The Environment My heart pounded. Sweat dripped off my forehead, I used my arm to wipe it off. It was rather dark considering it was a winter's day at 4 o'clock in the afternoon and the dull fog wasn't helping to brighten it up.
I ran quickly and took cover under a table. I was like a shy kitten, afraid of the big, terrifying world. What would Sir Leicester say to all of this? Footsteps echoed off the mahogany walls, fear wrapped itself around Lady Rutherford and her blue eyes stared in terror at the small, black shoes approaching her.
As she looked up, a man, around seventy years old, towered over her. His untidy, black hair shadowed his face; his dark brown eyes watched Lady Rutherford as closely as possible.
Strange things have happened, and the master of the house is still searching frantically for any intruders. She slowly stood up and wiped the dust off of her dress.
I did not intrude deliberately, but I cannot explain how I got here. The man continued to stare at her suspiciously, his eyes looked tired and his wrinkles were deep.
The man stumbled awkwardly from the room and left Lady Rutherford standing alone. She started to panic. Does he think I murdered that woman? All of these thoughts ran through my mind.
I was a wrongly convicted criminal, about to be hung. I noticed another door in the large room, and I made my way over to it. There were no noises behind this door, so I did not even hesitate to open it and enter. The room was dark and Lady Rutherford could not see anything.
She felt her way around, hoping to avoid any tables and chairs. She felt a cupboard, its wood damp and uneven.
The floor beneath her creaked eerily and the sound clawed at her ears like a rabid animal. Her eyes yearned for light, something that was becoming a distant memory. Finally, she felt around the cupboard and found a wall. She followed it intensely until her hands stroked a soft fabric, which she immediately assumed to be curtains.
Her sense of touch was so occupied that Lady Rutherford did not even notice the putrid smell from the room. As the curtains opened, her eyes fed gratefully on the light from the window.
Lady Rutherford looked around the room as her eyes adjusted quickly. This room was similar to the previous one, but unclean and dusty. She turned to the window, and looked out onto the grounds of the large house. She gasped suddenly as she realised where she was. Why was I here? Fate seemed to taunt me.

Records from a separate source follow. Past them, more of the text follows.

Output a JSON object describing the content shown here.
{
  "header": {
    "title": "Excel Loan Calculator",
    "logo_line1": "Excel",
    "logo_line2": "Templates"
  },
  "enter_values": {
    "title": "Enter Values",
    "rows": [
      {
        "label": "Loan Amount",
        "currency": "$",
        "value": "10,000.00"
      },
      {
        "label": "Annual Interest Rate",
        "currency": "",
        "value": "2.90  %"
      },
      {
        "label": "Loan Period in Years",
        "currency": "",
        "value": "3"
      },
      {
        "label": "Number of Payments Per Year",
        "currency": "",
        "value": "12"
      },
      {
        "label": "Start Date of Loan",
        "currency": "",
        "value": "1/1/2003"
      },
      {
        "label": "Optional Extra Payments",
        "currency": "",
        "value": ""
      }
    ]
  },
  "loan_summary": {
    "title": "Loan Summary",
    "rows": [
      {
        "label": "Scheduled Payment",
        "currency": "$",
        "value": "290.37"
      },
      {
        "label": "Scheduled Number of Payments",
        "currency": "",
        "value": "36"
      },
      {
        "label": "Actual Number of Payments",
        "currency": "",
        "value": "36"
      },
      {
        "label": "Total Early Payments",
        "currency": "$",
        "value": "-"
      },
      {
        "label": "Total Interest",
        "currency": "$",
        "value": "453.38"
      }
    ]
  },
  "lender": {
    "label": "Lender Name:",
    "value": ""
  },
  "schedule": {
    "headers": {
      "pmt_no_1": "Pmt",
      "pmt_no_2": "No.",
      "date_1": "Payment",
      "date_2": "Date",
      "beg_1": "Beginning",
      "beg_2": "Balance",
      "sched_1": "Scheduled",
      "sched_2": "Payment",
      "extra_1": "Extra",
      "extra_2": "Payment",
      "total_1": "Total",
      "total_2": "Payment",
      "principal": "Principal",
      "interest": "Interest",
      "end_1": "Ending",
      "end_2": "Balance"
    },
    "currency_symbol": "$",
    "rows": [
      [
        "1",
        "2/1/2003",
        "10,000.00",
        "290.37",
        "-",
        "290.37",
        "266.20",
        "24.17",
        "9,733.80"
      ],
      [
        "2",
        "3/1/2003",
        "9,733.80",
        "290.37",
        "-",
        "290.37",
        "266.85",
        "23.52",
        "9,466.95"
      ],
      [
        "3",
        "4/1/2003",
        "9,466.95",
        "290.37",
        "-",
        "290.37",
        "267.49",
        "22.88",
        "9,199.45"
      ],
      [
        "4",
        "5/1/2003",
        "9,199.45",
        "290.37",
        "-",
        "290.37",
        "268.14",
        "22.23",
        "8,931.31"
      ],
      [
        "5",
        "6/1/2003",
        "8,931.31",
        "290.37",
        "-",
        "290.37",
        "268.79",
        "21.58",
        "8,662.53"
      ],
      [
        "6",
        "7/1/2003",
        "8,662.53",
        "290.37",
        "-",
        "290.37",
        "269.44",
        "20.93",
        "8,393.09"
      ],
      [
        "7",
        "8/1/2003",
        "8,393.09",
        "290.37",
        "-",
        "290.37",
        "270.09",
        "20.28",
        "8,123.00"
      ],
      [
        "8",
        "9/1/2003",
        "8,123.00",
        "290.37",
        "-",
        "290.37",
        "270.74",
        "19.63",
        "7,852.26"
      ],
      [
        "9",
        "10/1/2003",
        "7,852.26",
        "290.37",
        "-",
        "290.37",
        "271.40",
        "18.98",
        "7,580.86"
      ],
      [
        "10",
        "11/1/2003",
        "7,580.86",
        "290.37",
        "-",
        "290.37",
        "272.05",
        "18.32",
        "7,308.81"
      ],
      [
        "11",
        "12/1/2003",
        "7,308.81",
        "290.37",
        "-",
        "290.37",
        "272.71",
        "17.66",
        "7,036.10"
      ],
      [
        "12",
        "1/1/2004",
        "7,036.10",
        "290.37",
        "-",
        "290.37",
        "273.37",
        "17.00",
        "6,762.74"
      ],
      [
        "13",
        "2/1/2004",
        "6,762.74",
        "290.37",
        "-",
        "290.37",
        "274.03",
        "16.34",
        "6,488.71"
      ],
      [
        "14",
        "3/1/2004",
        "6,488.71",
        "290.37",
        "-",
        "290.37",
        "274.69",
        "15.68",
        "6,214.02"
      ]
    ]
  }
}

One affair had changed everything…but I was starting to forget, to forgive myself for what I had done, and whom I had betrayed. Now Lady Turner was dead. In a sick sense that had brought comfort to me.
Jealously was always my weakness, and how jealous I was of Lady Turner.Good writing streams from beginning to end without reminding readers of your construction. But both beginners and seasoned writers sometimes sabotage that flow when they allow in a writer’s nemesis—The Viewpoint Intruder.
No one knew why Isabel had come to the school but they all just put up with it until someone- no one knew who- called the police. There was an awful lot of commotion over Isabel- she was now known as 'The Intruder'- and it all seemed a bit too much- just silly and pathetic.
People making a fuss over nothing- that's what everyone said. Strange things have happened, and the master of the house is still searching frantically for any intruders.” The old man seemed anxious, and Lady Rutherford was bewildered. She slowly stood up and wiped the dust off of her dress.
In The Intruder, Maurice Maeterlinck superbly evokes feelings of fearful suspense and anxiety through the simple repetition of phrases, the device of light diminishing into darkness, and.
- Contrasting Lucas Beauchamp of Go Down, Moses and Joe Christmas of Light in August Lucas Beauchamp, found in Intruder in the Dust and Go Down, Moses, is one of William Faulkner's most psychologically well-rounded characters.
"The Intruder By Andre Dubus" Essays and Research Papers The Intruder By Andre Dubus Killings by Andre Dubus The story of “Killings” by Andre Dubus looked into the themes of .